About this task – Each line below must be reproduced exactly.

Data records for software interfaces –
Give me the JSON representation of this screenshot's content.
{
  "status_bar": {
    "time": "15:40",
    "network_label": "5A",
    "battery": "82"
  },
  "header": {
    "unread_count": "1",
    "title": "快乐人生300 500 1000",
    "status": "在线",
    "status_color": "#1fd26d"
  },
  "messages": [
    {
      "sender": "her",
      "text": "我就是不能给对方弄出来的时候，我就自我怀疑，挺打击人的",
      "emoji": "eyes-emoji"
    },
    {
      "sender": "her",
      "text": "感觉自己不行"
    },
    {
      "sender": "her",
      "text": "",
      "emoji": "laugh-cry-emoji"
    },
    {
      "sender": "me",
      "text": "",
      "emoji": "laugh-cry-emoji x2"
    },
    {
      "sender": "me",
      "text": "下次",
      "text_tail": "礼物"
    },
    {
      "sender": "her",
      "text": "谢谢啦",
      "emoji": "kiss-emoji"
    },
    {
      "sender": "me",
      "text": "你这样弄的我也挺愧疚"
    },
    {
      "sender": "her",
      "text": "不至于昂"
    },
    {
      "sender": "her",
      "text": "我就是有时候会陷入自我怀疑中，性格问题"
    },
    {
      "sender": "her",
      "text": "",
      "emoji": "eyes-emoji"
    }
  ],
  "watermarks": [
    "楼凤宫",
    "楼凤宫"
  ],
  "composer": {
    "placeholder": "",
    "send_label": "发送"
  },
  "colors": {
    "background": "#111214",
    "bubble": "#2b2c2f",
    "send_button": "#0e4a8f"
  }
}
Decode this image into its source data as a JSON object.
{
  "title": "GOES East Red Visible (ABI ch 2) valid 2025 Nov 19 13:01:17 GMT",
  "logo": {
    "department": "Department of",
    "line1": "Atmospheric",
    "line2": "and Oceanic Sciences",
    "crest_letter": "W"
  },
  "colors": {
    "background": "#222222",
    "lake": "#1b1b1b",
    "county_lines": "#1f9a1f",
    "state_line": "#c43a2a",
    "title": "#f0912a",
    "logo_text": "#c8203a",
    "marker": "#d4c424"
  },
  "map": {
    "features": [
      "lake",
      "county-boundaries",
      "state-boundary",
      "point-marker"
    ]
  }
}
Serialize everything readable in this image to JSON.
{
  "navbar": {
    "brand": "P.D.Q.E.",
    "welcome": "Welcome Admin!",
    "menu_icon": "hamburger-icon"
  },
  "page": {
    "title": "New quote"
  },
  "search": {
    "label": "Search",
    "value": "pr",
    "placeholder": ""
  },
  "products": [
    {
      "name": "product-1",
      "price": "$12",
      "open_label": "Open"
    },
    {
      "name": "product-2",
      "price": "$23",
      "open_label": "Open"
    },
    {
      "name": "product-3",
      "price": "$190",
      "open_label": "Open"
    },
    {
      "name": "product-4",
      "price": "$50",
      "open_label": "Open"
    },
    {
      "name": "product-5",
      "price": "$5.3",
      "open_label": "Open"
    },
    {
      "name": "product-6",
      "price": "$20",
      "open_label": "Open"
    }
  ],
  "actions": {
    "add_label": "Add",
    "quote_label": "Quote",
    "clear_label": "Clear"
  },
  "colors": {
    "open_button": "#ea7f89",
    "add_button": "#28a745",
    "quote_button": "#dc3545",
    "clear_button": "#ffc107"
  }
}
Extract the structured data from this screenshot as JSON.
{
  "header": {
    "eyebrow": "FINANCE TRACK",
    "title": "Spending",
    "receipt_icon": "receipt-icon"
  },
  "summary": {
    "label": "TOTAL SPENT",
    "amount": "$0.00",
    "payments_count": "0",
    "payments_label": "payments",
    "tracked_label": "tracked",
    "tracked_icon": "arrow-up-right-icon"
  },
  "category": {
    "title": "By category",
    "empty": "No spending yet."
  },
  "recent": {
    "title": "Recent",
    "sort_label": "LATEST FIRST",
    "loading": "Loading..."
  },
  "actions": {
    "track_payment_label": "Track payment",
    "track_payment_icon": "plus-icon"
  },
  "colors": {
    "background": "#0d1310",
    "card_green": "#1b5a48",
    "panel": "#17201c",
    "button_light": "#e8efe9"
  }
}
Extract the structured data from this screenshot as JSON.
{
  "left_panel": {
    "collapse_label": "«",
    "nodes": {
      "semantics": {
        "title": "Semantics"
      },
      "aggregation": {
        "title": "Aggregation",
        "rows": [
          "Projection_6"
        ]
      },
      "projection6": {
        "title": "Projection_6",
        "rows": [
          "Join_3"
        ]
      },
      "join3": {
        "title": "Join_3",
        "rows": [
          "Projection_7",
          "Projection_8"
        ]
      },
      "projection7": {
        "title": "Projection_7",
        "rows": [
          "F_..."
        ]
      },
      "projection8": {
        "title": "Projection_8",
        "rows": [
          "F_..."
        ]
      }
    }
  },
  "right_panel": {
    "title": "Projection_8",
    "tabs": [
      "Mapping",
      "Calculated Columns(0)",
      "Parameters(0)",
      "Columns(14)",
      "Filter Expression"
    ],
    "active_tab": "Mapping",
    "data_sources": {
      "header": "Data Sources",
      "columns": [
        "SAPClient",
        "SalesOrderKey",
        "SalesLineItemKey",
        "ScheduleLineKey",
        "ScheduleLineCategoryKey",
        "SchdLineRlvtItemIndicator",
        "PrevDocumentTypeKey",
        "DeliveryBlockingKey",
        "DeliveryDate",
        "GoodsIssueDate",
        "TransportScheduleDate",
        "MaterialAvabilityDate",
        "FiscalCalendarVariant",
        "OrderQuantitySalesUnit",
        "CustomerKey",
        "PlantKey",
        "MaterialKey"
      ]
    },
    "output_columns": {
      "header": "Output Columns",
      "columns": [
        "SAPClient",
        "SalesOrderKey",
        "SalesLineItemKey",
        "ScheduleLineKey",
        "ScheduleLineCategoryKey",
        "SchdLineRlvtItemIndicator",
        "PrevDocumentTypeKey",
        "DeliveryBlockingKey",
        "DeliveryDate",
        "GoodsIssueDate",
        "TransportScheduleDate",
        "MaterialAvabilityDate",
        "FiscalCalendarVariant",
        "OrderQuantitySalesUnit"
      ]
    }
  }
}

Result –
Give me the JSON representation of this screenshot's content.
{
  "status_bar": {
    "time": "15:40",
    "network_label": "5A",
    "battery": "82"
  },
  "header": {
    "unread_count": "1",
    "title": "快乐人生300 500 1000",
    "status": "在线",
    "status_color": "#1fd26d"
  },
  "messages": [
    {
      "sender": "her",
      "text": "我就是不能给对方弄出来的时候，我就自我怀疑，挺打击人的",
      "emoji": "eyes-emoji"
    },
    {
      "sender": "her",
      "text": "感觉自己不行"
    },
    {
      "sender": "her",
      "text": "",
      "emoji": "laugh-cry-emoji"
    },
    {
      "sender": "me",
      "text": "",
      "emoji": "laugh-cry-emoji x2"
    },
    {
      "sender": "me",
      "text": "下次",
      "text_tail": "礼物"
    },
    {
      "sender": "her",
      "text": "谢谢啦",
      "emoji": "kiss-emoji"
    },
    {
      "sender": "me",
      "text": "你这样弄的我也挺愧疚"
    },
    {
      "sender": "her",
      "text": "不至于昂"
    },
    {
      "sender": "her",
      "text": "我就是有时候会陷入自我怀疑中，性格问题"
    },
    {
      "sender": "her",
      "text": "",
      "emoji": "eyes-emoji"
    }
  ],
  "watermarks": [
    "楼凤宫",
    "楼凤宫"
  ],
  "composer": {
    "placeholder": "",
    "send_label": "发送"
  },
  "colors": {
    "background": "#111214",
    "bubble": "#2b2c2f",
    "send_button": "#0e4a8f"
  }
}
Decode this image into its source data as a JSON object.
{
  "title": "GOES East Red Visible (ABI ch 2) valid 2025 Nov 19 13:01:17 GMT",
  "logo": {
    "department": "Department of",
    "line1": "Atmospheric",
    "line2": "and Oceanic Sciences",
    "crest_letter": "W"
  },
  "colors": {
    "background": "#222222",
    "lake": "#1b1b1b",
    "county_lines": "#1f9a1f",
    "state_line": "#c43a2a",
    "title": "#f0912a",
    "logo_text": "#c8203a",
    "marker": "#d4c424"
  },
  "map": {
    "features": [
      "lake",
      "county-boundaries",
      "state-boundary",
      "point-marker"
    ]
  }
}
Serialize everything readable in this image to JSON.
{
  "navbar": {
    "brand": "P.D.Q.E.",
    "welcome": "Welcome Admin!",
    "menu_icon": "hamburger-icon"
  },
  "page": {
    "title": "New quote"
  },
  "search": {
    "label": "Search",
    "value": "pr",
    "placeholder": ""
  },
  "products": [
    {
      "name": "product-1",
      "price": "$12",
      "open_label": "Open"
    },
    {
      "name": "product-2",
      "price": "$23",
      "open_label": "Open"
    },
    {
      "name": "product-3",
      "price": "$190",
      "open_label": "Open"
    },
    {
      "name": "product-4",
      "price": "$50",
      "open_label": "Open"
    },
    {
      "name": "product-5",
      "price": "$5.3",
      "open_label": "Open"
    },
    {
      "name": "product-6",
      "price": "$20",
      "open_label": "Open"
    }
  ],
  "actions": {
    "add_label": "Add",
    "quote_label": "Quote",
    "clear_label": "Clear"
  },
  "colors": {
    "open_button": "#ea7f89",
    "add_button": "#28a745",
    "quote_button": "#dc3545",
    "clear_button": "#ffc107"
  }
}
Extract the structured data from this screenshot as JSON.
{
  "header": {
    "eyebrow": "FINANCE TRACK",
    "title": "Spending",
    "receipt_icon": "receipt-icon"
  },
  "summary": {
    "label": "TOTAL SPENT",
    "amount": "$0.00",
    "payments_count": "0",
    "payments_label": "payments",
    "tracked_label": "tracked",
    "tracked_icon": "arrow-up-right-icon"
  },
  "category": {
    "title": "By category",
    "empty": "No spending yet."
  },
  "recent": {
    "title": "Recent",
    "sort_label": "LATEST FIRST",
    "loading": "Loading..."
  },
  "actions": {
    "track_payment_label": "Track payment",
    "track_payment_icon": "plus-icon"
  },
  "colors": {
    "background": "#0d1310",
    "card_green": "#1b5a48",
    "panel": "#17201c",
    "button_light": "#e8efe9"
  }
}
Extract the structured data from this screenshot as JSON.
{
  "left_panel": {
    "collapse_label": "«",
    "nodes": {
      "semantics": {
        "title": "Semantics"
      },
      "aggregation": {
        "title": "Aggregation",
        "rows": [
          "Projection_6"
        ]
      },
      "projection6": {
        "title": "Projection_6",
        "rows": [
          "Join_3"
        ]
      },
      "join3": {
        "title": "Join_3",
        "rows": [
          "Projection_7",
          "Projection_8"
        ]
      },
      "projection7": {
        "title": "Projection_7",
        "rows": [
          "F_..."
        ]
      },
      "projection8": {
        "title": "Projection_8",
        "rows": [
          "F_..."
        ]
      }
    }
  },
  "right_panel": {
    "title": "Projection_8",
    "tabs": [
      "Mapping",
      "Calculated Columns(0)",
      "Parameters(0)",
      "Columns(14)",
      "Filter Expression"
    ],
    "active_tab": "Mapping",
    "data_sources": {
      "header": "Data Sources",
      "columns": [
        "SAPClient",
        "SalesOrderKey",
        "SalesLineItemKey",
        "ScheduleLineKey",
        "ScheduleLineCategoryKey",
        "SchdLineRlvtItemIndicator",
        "PrevDocumentTypeKey",
        "DeliveryBlockingKey",
        "DeliveryDate",
        "GoodsIssueDate",
        "TransportScheduleDate",
        "MaterialAvabilityDate",
        "FiscalCalendarVariant",
        "OrderQuantitySalesUnit",
        "CustomerKey",
        "PlantKey",
        "MaterialKey"
      ]
    },
    "output_columns": {
      "header": "Output Columns",
      "columns": [
        "SAPClient",
        "SalesOrderKey",
        "SalesLineItemKey",
        "ScheduleLineKey",
        "ScheduleLineCategoryKey",
        "SchdLineRlvtItemIndicator",
        "PrevDocumentTypeKey",
        "DeliveryBlockingKey",
        "DeliveryDate",
        "GoodsIssueDate",
        "TransportScheduleDate",
        "MaterialAvabilityDate",
        "FiscalCalendarVariant",
        "OrderQuantitySalesUnit"
      ]
    }
  }
}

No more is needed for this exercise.